Although primarily constructed for a single usage, tabs 21 can be reinserted between layers 19 and 20 for additional playing. This is true, also, for the embodiment of FIG. 2. Although not shown, information as to the player, dealer, etc., may be printed on the face of layer 19 as in the embodiment of FIG. 1. The designation of the player, e.g., North, may be printed on the back of layer 20.

When duplicate bridge is played, players are given predetermined hands which they play to the best of their ability. There are skills in bidding and order of playing each card. A player is given a score related to how well he played in comparison with other players with the same hand. It is possible to prepare challenging distributions for such hands using a computer code. Accordingly, a computer code may be used to print the visibe indicia on the tabs of my invention. Many sets of hands of a desired distribution may be produced in this manner. Furthermore, by a proper marking technique, an automatic determination may be made subsequently for a computer calculation of a player's score against many more players' scores than has been feasible by manual comparison.

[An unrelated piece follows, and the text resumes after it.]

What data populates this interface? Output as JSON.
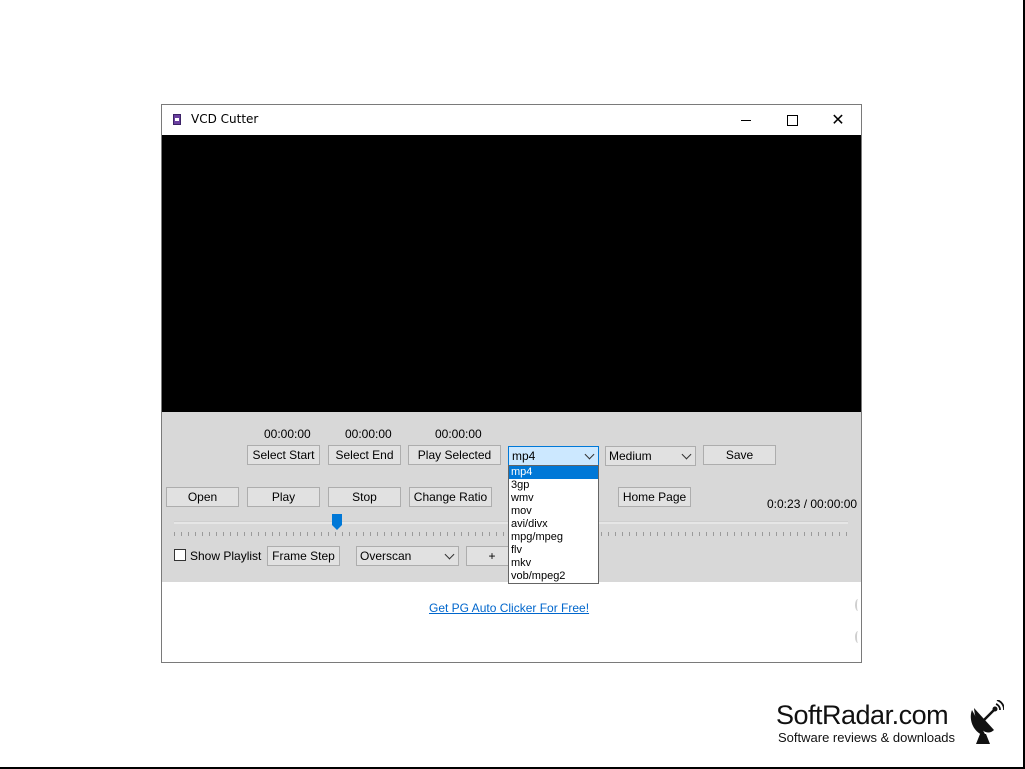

One manner for accomplishing this marking to be used for scoring is illustrated in FIG. 4 as typically applied to a tab 12 of FIG. 2. At one of twelve positions on tab portion 14 an invisible electrically conductive area 28 may be provided (a tab lacking an area 28 would be the thirteenth tab). These areas are produced during the printing of visible indicia 16-18 according to computer instructions. A player stacks his tabs in the order played. The stack of tabs can then be automatically checked by appropriate apparatus to determine a player's score when the order of actual play is compared with the computer's ideal play or others who played the same hand. Other methods of marking the tabs for determining order of play, which are undecipherable to the player, include punched holes, spaced magnetic markings, edge notches, etc.

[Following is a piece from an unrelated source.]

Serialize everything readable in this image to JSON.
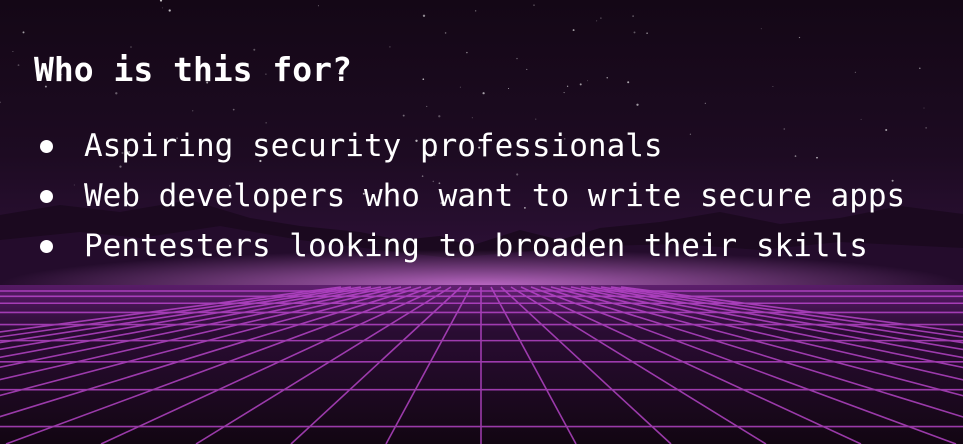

For ease in the recognition of suits at some distance, colors other than the standard red (for hearts and diamonds) and black (for clubs and spades) may be used for all embodiments of my invention. For example, green may be used for clubs, bue for diamonds, red for hearts and black for spades. All of these can be easily recognized against pastel background colors which may be used for each hand. Furthermore, if desired, the markings on the tabs may be arranged so that all of each suit are grouped in descending order on each base unit.

My invention is not limited to the game of bridge but may be utilized to provide preselected hands for other card games such as Hearts and Euchre. Furthermore, any of these games embodying my invention may be packaged in an envelope, with the proper number of hands and instructions, for sale or for distribution in airplanes, waiting rooms, etc. The components may be easily disposed of after use. This may be a particular advantage in hospitals and nursing homes to reduce spread of disease.